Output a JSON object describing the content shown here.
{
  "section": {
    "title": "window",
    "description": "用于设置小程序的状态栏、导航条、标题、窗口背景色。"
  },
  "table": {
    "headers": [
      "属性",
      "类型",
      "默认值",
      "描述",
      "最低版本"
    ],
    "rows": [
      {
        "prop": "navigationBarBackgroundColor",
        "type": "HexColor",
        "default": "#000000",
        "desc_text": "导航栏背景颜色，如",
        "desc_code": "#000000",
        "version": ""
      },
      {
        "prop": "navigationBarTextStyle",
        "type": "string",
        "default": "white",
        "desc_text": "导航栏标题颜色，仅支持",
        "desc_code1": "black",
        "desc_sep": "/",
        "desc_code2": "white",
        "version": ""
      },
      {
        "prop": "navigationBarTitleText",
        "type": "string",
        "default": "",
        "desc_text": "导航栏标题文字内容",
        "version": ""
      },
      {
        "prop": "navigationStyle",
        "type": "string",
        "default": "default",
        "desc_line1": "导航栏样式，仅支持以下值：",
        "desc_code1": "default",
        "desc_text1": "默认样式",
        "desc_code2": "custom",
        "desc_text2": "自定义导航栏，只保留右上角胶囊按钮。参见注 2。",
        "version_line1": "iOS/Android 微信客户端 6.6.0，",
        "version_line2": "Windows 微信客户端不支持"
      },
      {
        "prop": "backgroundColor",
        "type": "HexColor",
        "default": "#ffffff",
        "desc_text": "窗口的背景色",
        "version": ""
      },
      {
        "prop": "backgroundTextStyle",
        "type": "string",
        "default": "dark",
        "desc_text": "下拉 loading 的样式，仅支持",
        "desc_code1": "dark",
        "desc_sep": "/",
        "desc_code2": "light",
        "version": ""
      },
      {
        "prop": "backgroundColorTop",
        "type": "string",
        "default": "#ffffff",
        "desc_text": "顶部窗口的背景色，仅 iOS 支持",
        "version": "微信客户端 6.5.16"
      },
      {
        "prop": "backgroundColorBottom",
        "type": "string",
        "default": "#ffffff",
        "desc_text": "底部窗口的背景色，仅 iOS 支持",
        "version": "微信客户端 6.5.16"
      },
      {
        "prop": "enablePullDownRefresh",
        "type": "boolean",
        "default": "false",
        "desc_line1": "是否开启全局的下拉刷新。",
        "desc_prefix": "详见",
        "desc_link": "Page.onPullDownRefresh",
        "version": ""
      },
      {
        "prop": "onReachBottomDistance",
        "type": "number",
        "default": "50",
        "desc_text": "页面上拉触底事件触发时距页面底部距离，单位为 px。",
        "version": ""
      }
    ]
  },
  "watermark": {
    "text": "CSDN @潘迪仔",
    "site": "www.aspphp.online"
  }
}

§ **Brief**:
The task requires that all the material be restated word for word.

§ **Answer space**:
Output a JSON object describing the content shown here.
{
  "section": {
    "title": "window",
    "description": "用于设置小程序的状态栏、导航条、标题、窗口背景色。"
  },
  "table": {
    "headers": [
      "属性",
      "类型",
      "默认值",
      "描述",
      "最低版本"
    ],
    "rows": [
      {
        "prop": "navigationBarBackgroundColor",
        "type": "HexColor",
        "default": "#000000",
        "desc_text": "导航栏背景颜色，如",
        "desc_code": "#000000",
        "version": ""
      },
      {
        "prop": "navigationBarTextStyle",
        "type": "string",
        "default": "white",
        "desc_text": "导航栏标题颜色，仅支持",
        "desc_code1": "black",
        "desc_sep": "/",
        "desc_code2": "white",
        "version": ""
      },
      {
        "prop": "navigationBarTitleText",
        "type": "string",
        "default": "",
        "desc_text": "导航栏标题文字内容",
        "version": ""
      },
      {
        "prop": "navigationStyle",
        "type": "string",
        "default": "default",
        "desc_line1": "导航栏样式，仅支持以下值：",
        "desc_code1": "default",
        "desc_text1": "默认样式",
        "desc_code2": "custom",
        "desc_text2": "自定义导航栏，只保留右上角胶囊按钮。参见注 2。",
        "version_line1": "iOS/Android 微信客户端 6.6.0，",
        "version_line2": "Windows 微信客户端不支持"
      },
      {
        "prop": "backgroundColor",
        "type": "HexColor",
        "default": "#ffffff",
        "desc_text": "窗口的背景色",
        "version": ""
      },
      {
        "prop": "backgroundTextStyle",
        "type": "string",
        "default": "dark",
        "desc_text": "下拉 loading 的样式，仅支持",
        "desc_code1": "dark",
        "desc_sep": "/",
        "desc_code2": "light",
        "version": ""
      },
      {
        "prop": "backgroundColorTop",
        "type": "string",
        "default": "#ffffff",
        "desc_text": "顶部窗口的背景色，仅 iOS 支持",
        "version": "微信客户端 6.5.16"
      },
      {
        "prop": "backgroundColorBottom",
        "type": "string",
        "default": "#ffffff",
        "desc_text": "底部窗口的背景色，仅 iOS 支持",
        "version": "微信客户端 6.5.16"
      },
      {
        "prop": "enablePullDownRefresh",
        "type": "boolean",
        "default": "false",
        "desc_line1": "是否开启全局的下拉刷新。",
        "desc_prefix": "详见",
        "desc_link": "Page.onPullDownRefresh",
        "version": ""
      },
      {
        "prop": "onReachBottomDistance",
        "type": "number",
        "default": "50",
        "desc_text": "页面上拉触底事件触发时距页面底部距离，单位为 px。",
        "version": ""
      }
    ]
  },
  "watermark": {
    "text": "CSDN @潘迪仔",
    "site": "www.aspphp.online"
  }
}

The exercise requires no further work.